__Required work__. Reprint the lines below as they are, minus the pictures.

__Data for review__.
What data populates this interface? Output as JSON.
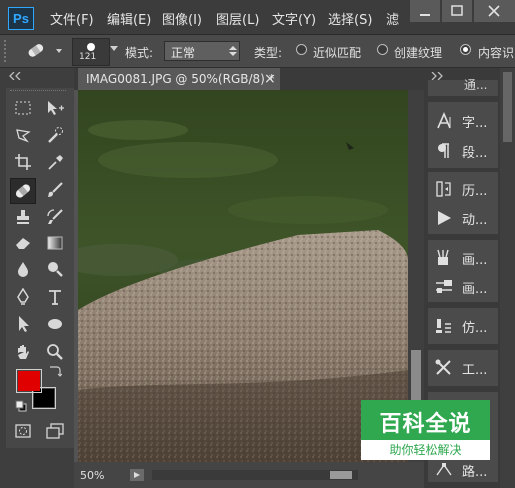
{
  "app": {
    "logo": "Ps"
  },
  "menu": [
    "文件(F)",
    "编辑(E)",
    "图像(I)",
    "图层(L)",
    "文字(Y)",
    "选择(S)",
    "滤"
  ],
  "options": {
    "brush_size": "121",
    "mode_label": "模式:",
    "mode_value": "正常",
    "type_label": "类型:",
    "type_options": [
      "近似匹配",
      "创建纹理",
      "内容识"
    ],
    "selected_type": 2
  },
  "document": {
    "tab_title": "IMAG0081.JPG @ 50%(RGB/8) *",
    "close": "×",
    "zoom": "50%"
  },
  "colors": {
    "foreground": "#e00000",
    "background": "#000000",
    "accent": "#31a8ff"
  },
  "panels": {
    "items": [
      {
        "icon": "character-icon",
        "label": "字..."
      },
      {
        "icon": "paragraph-icon",
        "label": "段..."
      },
      {
        "icon": "history-icon",
        "label": "历..."
      },
      {
        "icon": "actions-icon",
        "label": "动..."
      },
      {
        "icon": "brush-presets-icon",
        "label": "画..."
      },
      {
        "icon": "brush-settings-icon",
        "label": "画..."
      },
      {
        "icon": "clone-source-icon",
        "label": "仿..."
      },
      {
        "icon": "tool-presets-icon",
        "label": "工..."
      }
    ],
    "top_label": "通...",
    "bottom_label": "路..."
  },
  "watermark": {
    "title": "百科全说",
    "subtitle": "助你轻松解决"
  }
}
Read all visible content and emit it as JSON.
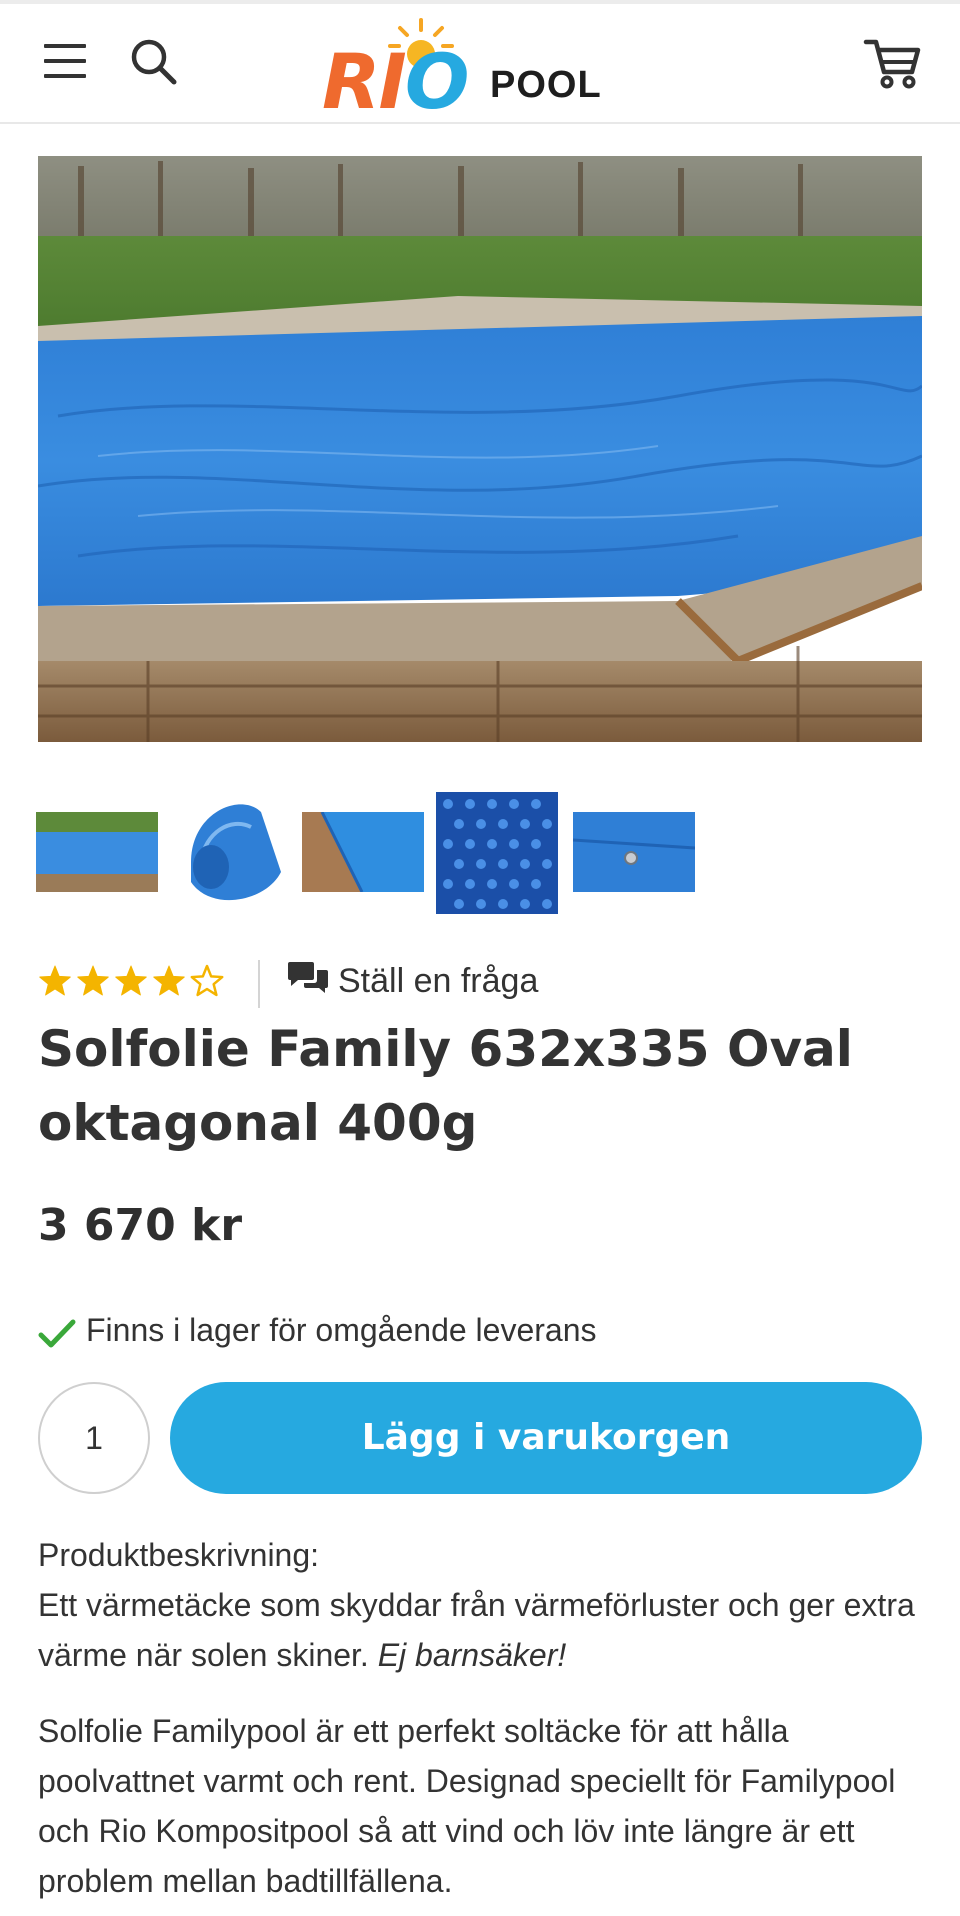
{
  "header": {
    "menu_icon": "hamburger-menu-icon",
    "search_icon": "search-icon",
    "cart_icon": "cart-icon",
    "logo": {
      "word1": "RIO",
      "word2": "POOL",
      "accent_orange": "#ef6a2e",
      "accent_blue": "#26a9e0"
    }
  },
  "gallery": {
    "thumbnail_count": 5
  },
  "product": {
    "rating": 4,
    "rating_max": 5,
    "ask_label": "Ställ en fråga",
    "ask_icon": "chat-bubbles-icon",
    "title": "Solfolie Family 632x335 Oval oktagonal 400g",
    "price": "3 670 kr",
    "stock_text": "Finns i lager för omgående leverans",
    "stock_icon": "checkmark-icon",
    "stock_color": "#3aa83a",
    "quantity": "1",
    "add_to_cart_label": "Lägg i varukorgen",
    "button_color": "#26a9e0"
  },
  "description": {
    "heading": "Produktbeskrivning:",
    "para1": "Ett värmetäcke som skyddar från värmeförluster och ger extra värme när solen skiner.",
    "para1_italic": "Ej barnsäker!",
    "para2": "Solfolie Familypool är ett perfekt soltäcke för att hålla poolvattnet varmt och rent. Designad speciellt för Familypool och Rio Kompositpool så att vind och löv inte längre är ett problem mellan badtillfällena."
  }
}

__Result__.
What data populates this interface? Output as JSON.
{
  "app": {
    "logo": "Ps"
  },
  "menu": [
    "文件(F)",
    "编辑(E)",
    "图像(I)",
    "图层(L)",
    "文字(Y)",
    "选择(S)",
    "滤"
  ],
  "options": {
    "brush_size": "121",
    "mode_label": "模式:",
    "mode_value": "正常",
    "type_label": "类型:",
    "type_options": [
      "近似匹配",
      "创建纹理",
      "内容识"
    ],
    "selected_type": 2
  },
  "document": {
    "tab_title": "IMAG0081.JPG @ 50%(RGB/8) *",
    "close": "×",
    "zoom": "50%"
  },
  "colors": {
    "foreground": "#e00000",
    "background": "#000000",
    "accent": "#31a8ff"
  },
  "panels": {
    "items": [
      {
        "icon": "character-icon",
        "label": "字..."
      },
      {
        "icon": "paragraph-icon",
        "label": "段..."
      },
      {
        "icon": "history-icon",
        "label": "历..."
      },
      {
        "icon": "actions-icon",
        "label": "动..."
      },
      {
        "icon": "brush-presets-icon",
        "label": "画..."
      },
      {
        "icon": "brush-settings-icon",
        "label": "画..."
      },
      {
        "icon": "clone-source-icon",
        "label": "仿..."
      },
      {
        "icon": "tool-presets-icon",
        "label": "工..."
      }
    ],
    "top_label": "通...",
    "bottom_label": "路..."
  },
  "watermark": {
    "title": "百科全说",
    "subtitle": "助你轻松解决"
  }
}
Read all visible content and emit it as JSON.
{
  "header": {
    "menu_icon": "hamburger-menu-icon",
    "search_icon": "search-icon",
    "cart_icon": "cart-icon",
    "logo": {
      "word1": "RIO",
      "word2": "POOL",
      "accent_orange": "#ef6a2e",
      "accent_blue": "#26a9e0"
    }
  },
  "gallery": {
    "thumbnail_count": 5
  },
  "product": {
    "rating": 4,
    "rating_max": 5,
    "ask_label": "Ställ en fråga",
    "ask_icon": "chat-bubbles-icon",
    "title": "Solfolie Family 632x335 Oval oktagonal 400g",
    "price": "3 670 kr",
    "stock_text": "Finns i lager för omgående leverans",
    "stock_icon": "checkmark-icon",
    "stock_color": "#3aa83a",
    "quantity": "1",
    "add_to_cart_label": "Lägg i varukorgen",
    "button_color": "#26a9e0"
  },
  "description": {
    "heading": "Produktbeskrivning:",
    "para1": "Ett värmetäcke som skyddar från värmeförluster och ger extra värme när solen skiner.",
    "para1_italic": "Ej barnsäker!",
    "para2": "Solfolie Familypool är ett perfekt soltäcke för att hålla poolvattnet varmt och rent. Designad speciellt för Familypool och Rio Kompositpool så att vind och löv inte längre är ett problem mellan badtillfällena."
  }
}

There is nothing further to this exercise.